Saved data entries
=== Begin Enclosure ===

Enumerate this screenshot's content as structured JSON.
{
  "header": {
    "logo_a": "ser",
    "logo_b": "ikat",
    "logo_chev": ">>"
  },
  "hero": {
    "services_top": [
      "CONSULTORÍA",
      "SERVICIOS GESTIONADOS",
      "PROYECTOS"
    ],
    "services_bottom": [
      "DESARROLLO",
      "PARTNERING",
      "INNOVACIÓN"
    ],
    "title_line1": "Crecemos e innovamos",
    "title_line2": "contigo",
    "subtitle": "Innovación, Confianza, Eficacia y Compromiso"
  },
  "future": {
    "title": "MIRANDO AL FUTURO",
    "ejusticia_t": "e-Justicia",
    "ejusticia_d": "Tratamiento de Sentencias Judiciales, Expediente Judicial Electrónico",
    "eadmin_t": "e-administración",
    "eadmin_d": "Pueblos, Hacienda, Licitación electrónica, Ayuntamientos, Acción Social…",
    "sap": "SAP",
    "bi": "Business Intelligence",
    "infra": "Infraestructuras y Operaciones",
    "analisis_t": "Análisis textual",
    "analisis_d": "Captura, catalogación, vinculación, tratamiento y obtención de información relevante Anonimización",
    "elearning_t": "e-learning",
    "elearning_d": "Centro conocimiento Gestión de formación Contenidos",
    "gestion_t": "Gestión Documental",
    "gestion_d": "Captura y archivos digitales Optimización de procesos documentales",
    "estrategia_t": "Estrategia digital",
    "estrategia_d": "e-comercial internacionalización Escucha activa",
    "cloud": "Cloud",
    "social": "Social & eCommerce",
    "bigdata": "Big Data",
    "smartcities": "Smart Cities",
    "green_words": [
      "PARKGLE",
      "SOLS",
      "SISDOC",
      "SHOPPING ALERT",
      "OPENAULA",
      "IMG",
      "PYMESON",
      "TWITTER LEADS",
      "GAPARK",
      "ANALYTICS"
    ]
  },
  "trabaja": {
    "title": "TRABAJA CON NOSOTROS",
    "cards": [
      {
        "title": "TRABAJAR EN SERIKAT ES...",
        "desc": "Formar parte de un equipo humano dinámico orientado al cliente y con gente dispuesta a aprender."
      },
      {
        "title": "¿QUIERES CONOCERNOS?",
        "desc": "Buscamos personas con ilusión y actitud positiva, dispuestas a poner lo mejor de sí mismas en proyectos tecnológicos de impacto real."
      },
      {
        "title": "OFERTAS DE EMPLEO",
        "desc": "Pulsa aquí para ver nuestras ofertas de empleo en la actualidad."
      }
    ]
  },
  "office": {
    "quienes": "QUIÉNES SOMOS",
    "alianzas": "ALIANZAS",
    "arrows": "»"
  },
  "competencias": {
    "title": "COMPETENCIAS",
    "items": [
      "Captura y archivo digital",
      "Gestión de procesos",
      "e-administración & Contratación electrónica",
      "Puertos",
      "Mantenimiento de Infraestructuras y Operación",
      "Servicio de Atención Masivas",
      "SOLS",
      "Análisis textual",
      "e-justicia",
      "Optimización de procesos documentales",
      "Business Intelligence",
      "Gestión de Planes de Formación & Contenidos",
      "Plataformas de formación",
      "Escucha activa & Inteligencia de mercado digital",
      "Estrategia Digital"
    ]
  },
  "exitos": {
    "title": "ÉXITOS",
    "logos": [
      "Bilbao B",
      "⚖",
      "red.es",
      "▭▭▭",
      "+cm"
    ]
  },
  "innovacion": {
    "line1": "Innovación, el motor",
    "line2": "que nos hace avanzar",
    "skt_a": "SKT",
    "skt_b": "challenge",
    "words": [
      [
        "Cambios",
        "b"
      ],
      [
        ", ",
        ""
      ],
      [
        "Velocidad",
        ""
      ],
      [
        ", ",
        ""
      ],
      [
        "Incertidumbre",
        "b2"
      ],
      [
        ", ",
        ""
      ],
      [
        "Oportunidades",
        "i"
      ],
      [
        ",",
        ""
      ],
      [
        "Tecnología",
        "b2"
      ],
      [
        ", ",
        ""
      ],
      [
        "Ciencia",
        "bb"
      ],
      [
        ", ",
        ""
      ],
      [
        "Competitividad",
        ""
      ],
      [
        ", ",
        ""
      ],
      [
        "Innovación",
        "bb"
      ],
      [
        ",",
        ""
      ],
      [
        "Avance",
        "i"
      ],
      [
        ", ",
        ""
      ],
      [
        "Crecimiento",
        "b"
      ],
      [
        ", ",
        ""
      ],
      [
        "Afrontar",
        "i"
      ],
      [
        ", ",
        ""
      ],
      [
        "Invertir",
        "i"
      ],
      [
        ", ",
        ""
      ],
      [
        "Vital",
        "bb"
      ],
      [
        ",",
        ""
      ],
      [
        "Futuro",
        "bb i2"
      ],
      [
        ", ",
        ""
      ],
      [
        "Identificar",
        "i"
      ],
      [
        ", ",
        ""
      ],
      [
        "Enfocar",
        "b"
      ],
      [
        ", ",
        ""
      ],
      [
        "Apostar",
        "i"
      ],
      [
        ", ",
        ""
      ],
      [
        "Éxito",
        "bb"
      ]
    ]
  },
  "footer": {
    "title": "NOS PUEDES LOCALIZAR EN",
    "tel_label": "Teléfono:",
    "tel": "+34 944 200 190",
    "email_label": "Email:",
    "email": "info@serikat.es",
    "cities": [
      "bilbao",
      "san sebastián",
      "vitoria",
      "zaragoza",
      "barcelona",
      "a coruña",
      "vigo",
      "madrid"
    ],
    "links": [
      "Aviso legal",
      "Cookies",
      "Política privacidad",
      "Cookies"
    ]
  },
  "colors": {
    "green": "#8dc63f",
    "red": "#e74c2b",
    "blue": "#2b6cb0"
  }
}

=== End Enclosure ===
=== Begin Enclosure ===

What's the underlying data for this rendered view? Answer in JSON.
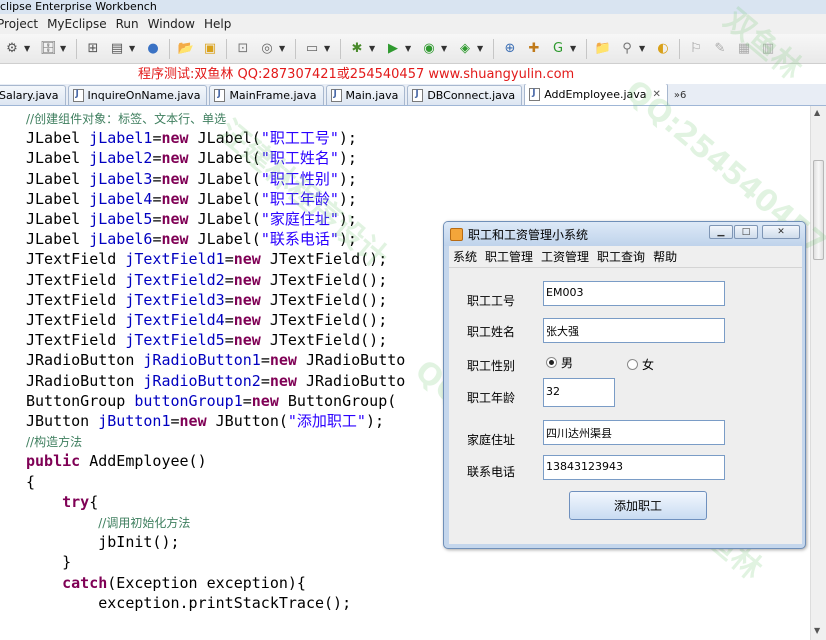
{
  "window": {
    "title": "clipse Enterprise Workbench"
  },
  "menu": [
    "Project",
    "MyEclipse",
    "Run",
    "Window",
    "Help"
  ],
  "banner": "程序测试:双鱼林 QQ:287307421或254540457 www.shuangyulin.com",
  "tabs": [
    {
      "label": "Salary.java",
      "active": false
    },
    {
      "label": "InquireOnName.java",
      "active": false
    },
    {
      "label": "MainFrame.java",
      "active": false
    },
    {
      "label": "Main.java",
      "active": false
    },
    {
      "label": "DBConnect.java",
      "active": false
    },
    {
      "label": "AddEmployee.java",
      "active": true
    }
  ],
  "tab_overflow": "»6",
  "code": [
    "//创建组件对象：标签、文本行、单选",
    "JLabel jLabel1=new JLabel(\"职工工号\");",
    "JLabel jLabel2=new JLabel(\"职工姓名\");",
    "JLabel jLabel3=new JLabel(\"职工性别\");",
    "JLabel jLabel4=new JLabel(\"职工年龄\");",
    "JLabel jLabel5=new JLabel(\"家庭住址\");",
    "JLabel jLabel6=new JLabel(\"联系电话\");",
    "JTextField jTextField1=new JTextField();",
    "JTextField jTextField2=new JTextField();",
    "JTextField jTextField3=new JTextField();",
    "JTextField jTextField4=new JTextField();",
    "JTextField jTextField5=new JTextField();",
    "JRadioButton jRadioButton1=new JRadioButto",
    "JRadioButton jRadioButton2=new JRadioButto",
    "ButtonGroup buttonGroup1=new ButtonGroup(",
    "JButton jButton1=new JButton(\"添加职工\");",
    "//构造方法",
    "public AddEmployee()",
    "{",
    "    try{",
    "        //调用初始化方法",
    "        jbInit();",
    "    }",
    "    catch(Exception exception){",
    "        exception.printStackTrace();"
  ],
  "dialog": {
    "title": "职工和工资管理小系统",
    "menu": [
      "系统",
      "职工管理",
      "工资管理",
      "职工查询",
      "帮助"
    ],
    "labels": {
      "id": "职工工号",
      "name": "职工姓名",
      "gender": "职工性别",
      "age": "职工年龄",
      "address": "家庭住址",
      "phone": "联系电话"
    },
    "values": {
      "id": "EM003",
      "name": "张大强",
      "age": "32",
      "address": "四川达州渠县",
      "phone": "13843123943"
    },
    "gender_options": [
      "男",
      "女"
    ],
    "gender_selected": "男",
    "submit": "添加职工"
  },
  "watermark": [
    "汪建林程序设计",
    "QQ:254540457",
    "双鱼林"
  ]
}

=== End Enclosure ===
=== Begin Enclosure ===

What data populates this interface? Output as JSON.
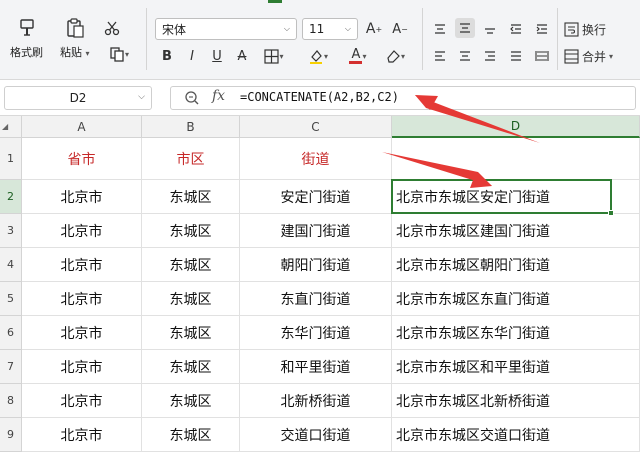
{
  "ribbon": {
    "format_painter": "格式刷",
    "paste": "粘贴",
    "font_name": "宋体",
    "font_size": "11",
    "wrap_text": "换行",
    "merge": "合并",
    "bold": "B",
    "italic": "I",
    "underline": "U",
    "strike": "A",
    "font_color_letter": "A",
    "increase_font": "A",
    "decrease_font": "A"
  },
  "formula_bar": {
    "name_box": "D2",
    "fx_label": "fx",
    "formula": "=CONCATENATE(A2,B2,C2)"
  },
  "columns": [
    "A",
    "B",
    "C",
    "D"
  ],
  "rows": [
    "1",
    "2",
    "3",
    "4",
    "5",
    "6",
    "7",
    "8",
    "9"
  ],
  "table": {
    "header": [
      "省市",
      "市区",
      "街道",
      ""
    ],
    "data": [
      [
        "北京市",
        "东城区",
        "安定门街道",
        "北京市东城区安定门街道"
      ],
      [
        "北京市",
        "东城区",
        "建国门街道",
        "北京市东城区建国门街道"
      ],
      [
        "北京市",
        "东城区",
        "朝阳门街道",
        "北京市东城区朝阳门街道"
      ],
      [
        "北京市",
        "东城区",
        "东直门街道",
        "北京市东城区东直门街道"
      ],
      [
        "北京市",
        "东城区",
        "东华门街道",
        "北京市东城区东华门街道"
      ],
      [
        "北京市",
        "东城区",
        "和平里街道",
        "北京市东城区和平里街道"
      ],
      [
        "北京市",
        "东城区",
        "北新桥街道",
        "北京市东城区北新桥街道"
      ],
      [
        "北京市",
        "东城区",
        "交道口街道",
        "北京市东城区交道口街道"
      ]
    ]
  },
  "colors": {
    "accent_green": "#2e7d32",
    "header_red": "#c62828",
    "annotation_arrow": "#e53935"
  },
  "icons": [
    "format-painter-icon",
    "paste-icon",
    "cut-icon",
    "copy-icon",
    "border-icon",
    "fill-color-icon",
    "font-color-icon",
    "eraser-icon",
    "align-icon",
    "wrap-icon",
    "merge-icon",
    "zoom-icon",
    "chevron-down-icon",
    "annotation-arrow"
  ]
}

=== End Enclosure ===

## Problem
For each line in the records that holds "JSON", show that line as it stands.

## Result of this task
Enumerate this screenshot's content as structured JSON.
What's the underlying data for this rendered view? Answer in JSON.
What data populates this interface? Output as JSON.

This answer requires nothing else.